The company continues its inaugural season in the Kauffman Center with the star-crossed lovers of “Romeo & Juliet,” choreographed by Ib Andersen and set to music by Sergei Prokofiev.
The timelessness of the score, written in 1935, and the ubiquity of the story, written around 1595, make this ballet a perpetual favorite among dance fans and general audiences alike.
Andersen, artistic director of Ballet Arizona, choreographed this version of the popular ballet for his company in 2005. The Kansas City Ballet, a similarly sized company, first performed the production in 2008. Students from the Kansas City Ballet School bolstered the 25-member company.
The magnificent trompe l’oiel backdrops and period design by Alain Vaës evoked a highly romanticized version of old world Verona inside the Muriel Kauffman Theatre. Vaës, along with Henry Haymann, also designed the costumes, which ranged from the courtiers’ velvety, glittering opulence to the peasants’ simple garb.

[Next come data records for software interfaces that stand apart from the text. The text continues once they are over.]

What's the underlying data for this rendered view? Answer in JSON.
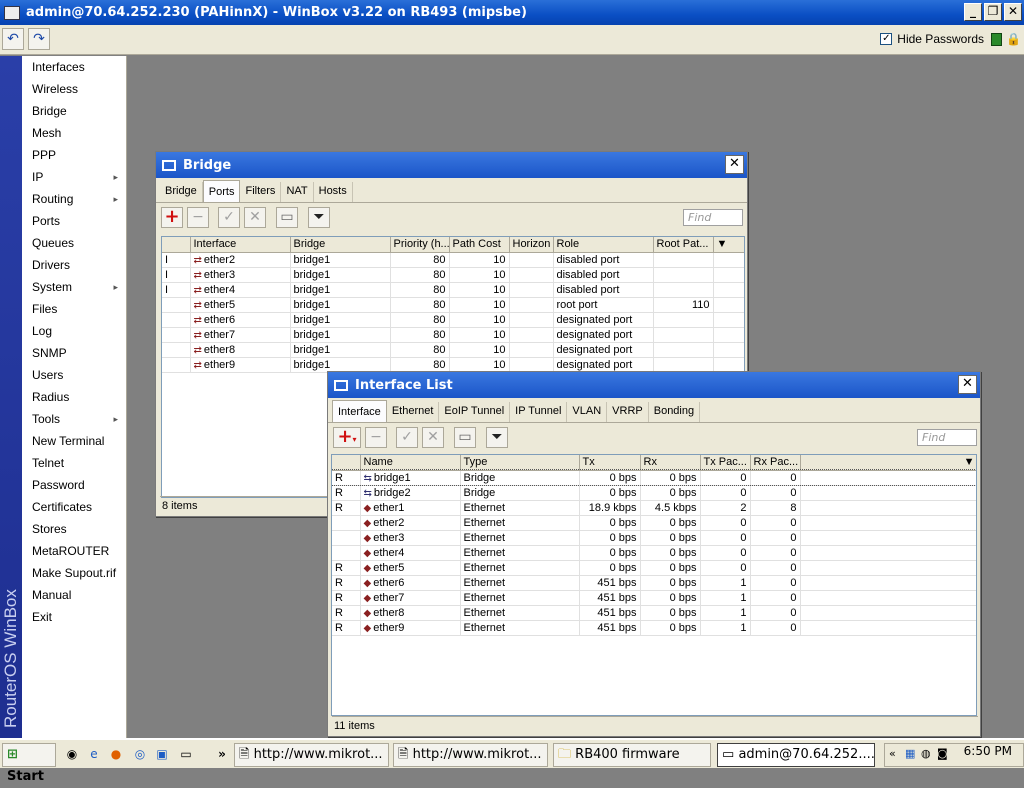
{
  "app": {
    "title": "admin@70.64.252.230 (PAHinnX) - WinBox v3.22 on RB493 (mipsbe)",
    "hide_passwords": "Hide Passwords",
    "banner": "RouterOS WinBox"
  },
  "menu": [
    {
      "label": "Interfaces",
      "sub": false
    },
    {
      "label": "Wireless",
      "sub": false
    },
    {
      "label": "Bridge",
      "sub": false
    },
    {
      "label": "Mesh",
      "sub": false
    },
    {
      "label": "PPP",
      "sub": false
    },
    {
      "label": "IP",
      "sub": true
    },
    {
      "label": "Routing",
      "sub": true
    },
    {
      "label": "Ports",
      "sub": false
    },
    {
      "label": "Queues",
      "sub": false
    },
    {
      "label": "Drivers",
      "sub": false
    },
    {
      "label": "System",
      "sub": true
    },
    {
      "label": "Files",
      "sub": false
    },
    {
      "label": "Log",
      "sub": false
    },
    {
      "label": "SNMP",
      "sub": false
    },
    {
      "label": "Users",
      "sub": false
    },
    {
      "label": "Radius",
      "sub": false
    },
    {
      "label": "Tools",
      "sub": true
    },
    {
      "label": "New Terminal",
      "sub": false
    },
    {
      "label": "Telnet",
      "sub": false
    },
    {
      "label": "Password",
      "sub": false
    },
    {
      "label": "Certificates",
      "sub": false
    },
    {
      "label": "Stores",
      "sub": false
    },
    {
      "label": "MetaROUTER",
      "sub": false
    },
    {
      "label": "Make Supout.rif",
      "sub": false
    },
    {
      "label": "Manual",
      "sub": false
    },
    {
      "label": "Exit",
      "sub": false
    }
  ],
  "bridge": {
    "title": "Bridge",
    "tabs": [
      "Bridge",
      "Ports",
      "Filters",
      "NAT",
      "Hosts"
    ],
    "active_tab": "Ports",
    "find": "Find",
    "columns": [
      "Interface",
      "Bridge",
      "Priority (h...",
      "Path Cost",
      "Horizon",
      "Role",
      "Root Pat..."
    ],
    "rows": [
      {
        "flag": "I",
        "iface": "ether2",
        "bridge": "bridge1",
        "priority": "80",
        "cost": "10",
        "horizon": "",
        "role": "disabled port",
        "root": ""
      },
      {
        "flag": "I",
        "iface": "ether3",
        "bridge": "bridge1",
        "priority": "80",
        "cost": "10",
        "horizon": "",
        "role": "disabled port",
        "root": ""
      },
      {
        "flag": "I",
        "iface": "ether4",
        "bridge": "bridge1",
        "priority": "80",
        "cost": "10",
        "horizon": "",
        "role": "disabled port",
        "root": ""
      },
      {
        "flag": "",
        "iface": "ether5",
        "bridge": "bridge1",
        "priority": "80",
        "cost": "10",
        "horizon": "",
        "role": "root port",
        "root": "110"
      },
      {
        "flag": "",
        "iface": "ether6",
        "bridge": "bridge1",
        "priority": "80",
        "cost": "10",
        "horizon": "",
        "role": "designated port",
        "root": ""
      },
      {
        "flag": "",
        "iface": "ether7",
        "bridge": "bridge1",
        "priority": "80",
        "cost": "10",
        "horizon": "",
        "role": "designated port",
        "root": ""
      },
      {
        "flag": "",
        "iface": "ether8",
        "bridge": "bridge1",
        "priority": "80",
        "cost": "10",
        "horizon": "",
        "role": "designated port",
        "root": ""
      },
      {
        "flag": "",
        "iface": "ether9",
        "bridge": "bridge1",
        "priority": "80",
        "cost": "10",
        "horizon": "",
        "role": "designated port",
        "root": ""
      }
    ],
    "status": "8 items"
  },
  "iflist": {
    "title": "Interface List",
    "tabs": [
      "Interface",
      "Ethernet",
      "EoIP Tunnel",
      "IP Tunnel",
      "VLAN",
      "VRRP",
      "Bonding"
    ],
    "active_tab": "Interface",
    "find": "Find",
    "columns": [
      "Name",
      "Type",
      "Tx",
      "Rx",
      "Tx Pac...",
      "Rx Pac..."
    ],
    "rows": [
      {
        "flag": "R",
        "name": "bridge1",
        "kind": "bridge",
        "type": "Bridge",
        "tx": "0 bps",
        "rx": "0 bps",
        "txp": "0",
        "rxp": "0"
      },
      {
        "flag": "R",
        "name": "bridge2",
        "kind": "bridge",
        "type": "Bridge",
        "tx": "0 bps",
        "rx": "0 bps",
        "txp": "0",
        "rxp": "0"
      },
      {
        "flag": "R",
        "name": "ether1",
        "kind": "ether",
        "type": "Ethernet",
        "tx": "18.9 kbps",
        "rx": "4.5 kbps",
        "txp": "2",
        "rxp": "8"
      },
      {
        "flag": "",
        "name": "ether2",
        "kind": "ether",
        "type": "Ethernet",
        "tx": "0 bps",
        "rx": "0 bps",
        "txp": "0",
        "rxp": "0"
      },
      {
        "flag": "",
        "name": "ether3",
        "kind": "ether",
        "type": "Ethernet",
        "tx": "0 bps",
        "rx": "0 bps",
        "txp": "0",
        "rxp": "0"
      },
      {
        "flag": "",
        "name": "ether4",
        "kind": "ether",
        "type": "Ethernet",
        "tx": "0 bps",
        "rx": "0 bps",
        "txp": "0",
        "rxp": "0"
      },
      {
        "flag": "R",
        "name": "ether5",
        "kind": "ether",
        "type": "Ethernet",
        "tx": "0 bps",
        "rx": "0 bps",
        "txp": "0",
        "rxp": "0"
      },
      {
        "flag": "R",
        "name": "ether6",
        "kind": "ether",
        "type": "Ethernet",
        "tx": "451 bps",
        "rx": "0 bps",
        "txp": "1",
        "rxp": "0"
      },
      {
        "flag": "R",
        "name": "ether7",
        "kind": "ether",
        "type": "Ethernet",
        "tx": "451 bps",
        "rx": "0 bps",
        "txp": "1",
        "rxp": "0"
      },
      {
        "flag": "R",
        "name": "ether8",
        "kind": "ether",
        "type": "Ethernet",
        "tx": "451 bps",
        "rx": "0 bps",
        "txp": "1",
        "rxp": "0"
      },
      {
        "flag": "R",
        "name": "ether9",
        "kind": "ether",
        "type": "Ethernet",
        "tx": "451 bps",
        "rx": "0 bps",
        "txp": "1",
        "rxp": "0"
      }
    ],
    "status": "11 items"
  },
  "taskbar": {
    "start": "Start",
    "tasks": [
      "http://www.mikrot...",
      "http://www.mikrot...",
      "RB400 firmware",
      "admin@70.64.252...."
    ],
    "clock": "6:50 PM"
  }
}
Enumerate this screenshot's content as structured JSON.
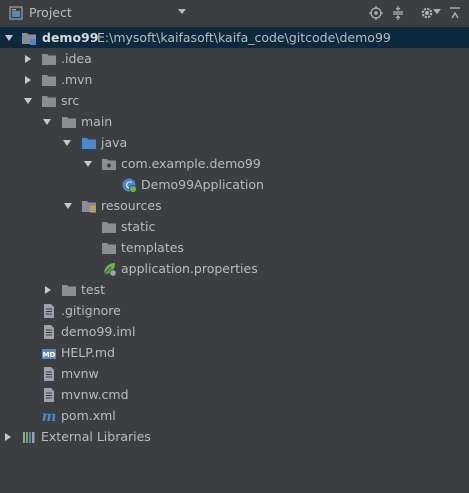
{
  "header": {
    "title": "Project",
    "icons": [
      "project-view-icon",
      "dropdown-icon",
      "locate-icon",
      "collapse-all-icon",
      "settings-icon",
      "hide-icon"
    ]
  },
  "tree": [
    {
      "label": "demo99",
      "path": "E:\\mysoft\\kaifasoft\\kaifa_code\\gitcode\\demo99",
      "icon": "module-folder",
      "expanded": true
    },
    {
      "label": ".idea",
      "icon": "folder",
      "expanded": false
    },
    {
      "label": ".mvn",
      "icon": "folder",
      "expanded": false
    },
    {
      "label": "src",
      "icon": "folder",
      "expanded": true
    },
    {
      "label": "main",
      "icon": "folder",
      "expanded": true
    },
    {
      "label": "java",
      "icon": "source-folder",
      "expanded": true
    },
    {
      "label": "com.example.demo99",
      "icon": "package",
      "expanded": true
    },
    {
      "label": "Demo99Application",
      "icon": "spring-class"
    },
    {
      "label": "resources",
      "icon": "resources-folder",
      "expanded": true
    },
    {
      "label": "static",
      "icon": "folder"
    },
    {
      "label": "templates",
      "icon": "folder"
    },
    {
      "label": "application.properties",
      "icon": "spring-properties"
    },
    {
      "label": "test",
      "icon": "folder",
      "expanded": false
    },
    {
      "label": ".gitignore",
      "icon": "text-file"
    },
    {
      "label": "demo99.iml",
      "icon": "text-file"
    },
    {
      "label": "HELP.md",
      "icon": "markdown-file"
    },
    {
      "label": "mvnw",
      "icon": "text-file"
    },
    {
      "label": "mvnw.cmd",
      "icon": "text-file"
    },
    {
      "label": "pom.xml",
      "icon": "maven-file"
    },
    {
      "label": "External Libraries",
      "icon": "libraries",
      "expanded": false
    }
  ],
  "colors": {
    "background": "#3c3f41",
    "selection": "#0d293e",
    "text": "#bbbbbb",
    "folder": "#8a8e92",
    "source_folder": "#4a88c7",
    "spring_green": "#6db33f"
  }
}
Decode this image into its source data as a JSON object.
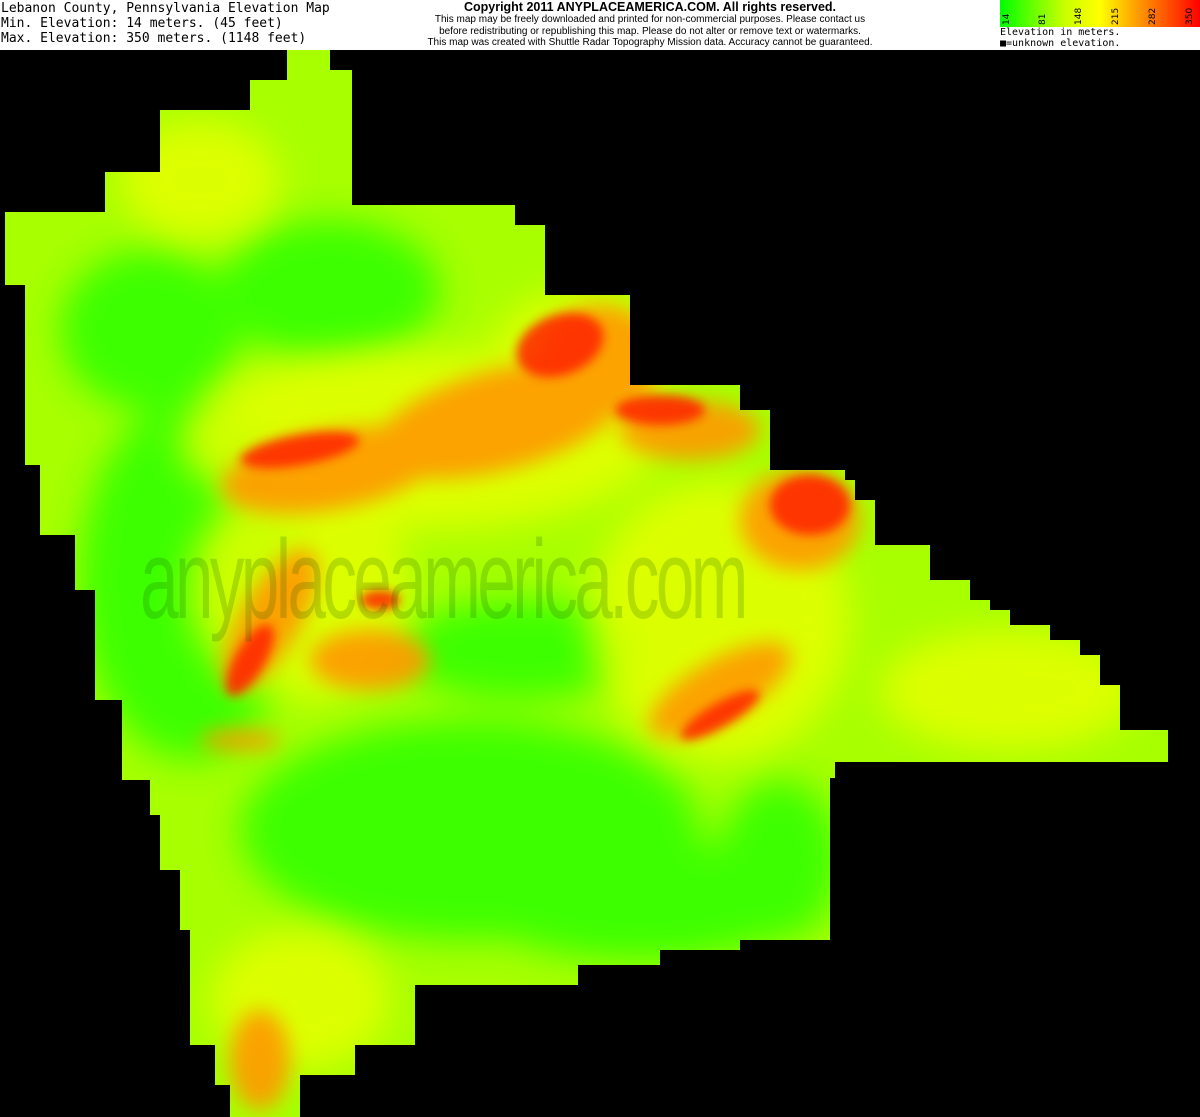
{
  "header": {
    "title": "Lebanon County, Pennsylvania Elevation Map",
    "min_elevation": "Min. Elevation: 14 meters. (45 feet)",
    "max_elevation": "Max. Elevation: 350 meters. (1148 feet)"
  },
  "copyright": {
    "line1": "Copyright 2011 ANYPLACEAMERICA.COM.  All rights reserved.",
    "line2": "This map may be freely downloaded and printed for non-commercial purposes.  Please contact us",
    "line3": "before redistributing or republishing this map.  Please do not alter or remove text or watermarks.",
    "line4": "This map was created with Shuttle Radar Topography Mission data.  Accuracy cannot be guaranteed."
  },
  "legend": {
    "ticks": [
      "14",
      "81",
      "148",
      "215",
      "282",
      "350"
    ],
    "label": "Elevation in meters.",
    "unknown": "■=unknown elevation.",
    "colors": [
      "#00ff00",
      "#80ff00",
      "#ffff00",
      "#ff8000",
      "#ff0000"
    ]
  },
  "watermark": "anyplaceamerica.com",
  "colors": {
    "background": "#000000",
    "low": "#22ff00",
    "mid": "#ccff00",
    "high": "#ff2a00"
  }
}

Scenery and costumes for this production were rented from the Boston Ballet. Lighting design was by Michael Korsch.
Luke Luzicka reprised his role as Romeo, partnering with Angelina Sansone as Juliet. Anthony Krutzkamp and Kimberly Cowen dance the title roles on alternate performances. Cowen, who danced Juliet in 2008, announced this week that she is retiring at the end of the season.
Despite the familiarity of the story, acting ability was as vital as technical prowess. Romeo’s development from impetuous show-off to grieving lover was matched by Juliet’s transition from coquettish ingénue to passionate wife.
This was displayed through their various duets, from their shy initial glances, the flirtatious meeting at the balcony, to the more tender and assured bedroom scene, and the final, tragic dance in the crypt, as Romeo lifted Juliet’s lifeless body in poses reminiscent of earlier scenes.
Sansone also had the dual responsibility of dying twice, and she did it well. She was clearly fearful when taking the potion. But her ability really showed in her reactions to waking up in the crypt, discovering Romeo’s body, her steely determination for the end and the gentle final embrace.
Many of the dancers showcased their dramatic ability. Aisling Hill-Conner was an icy, regal Lady Capulet, which made her spasms of grief that much more arresting. Michael Eaton was affecting as the ill-tempered Tybalt.
Logan Pachciarz looked like he was having a lot of fun playing the good-natured Mercutio, even as he stumbled and skipped through his death throes. And Tamara Sanders as the Nurse elicited chuckles as she fussed over Juliet, interrupted the young lovers and was jokingly jostled by Romeo and his friends.
The ensemble numbers were well staged, especially the stately masquerade dance, which – with high-flung arms, arched spines and intricate gestures – was visually sublime. The pomp was contrasted excellently by the innocence of Juliet’s dance with her cousins and the sweet, unaffected duet with Paris, danced by Marcus Oatis.
Many of the crowd scenes were busy, with a sense of constant motion. While this was at times difficult to follow, it offered short, yet delightful, breakout moments for the dancers, especially during the whirly-gig melody of the mandolin dance.
The fight scenes were exciting and tense. The audience gasped empathetically when first Mercutio, then Tybalt, were stabbed.
Prokofiev’s lush, programmatic score is popular fodder as an orchestral suite, and there were surely some in the audience who came just for the music. Ramona Pansegrau conducted the orchestra, which was mostly composed of members of the Kansas City Symphony. It wasn’t until the third act, though, that the ensemble finally rose to the quality of the score.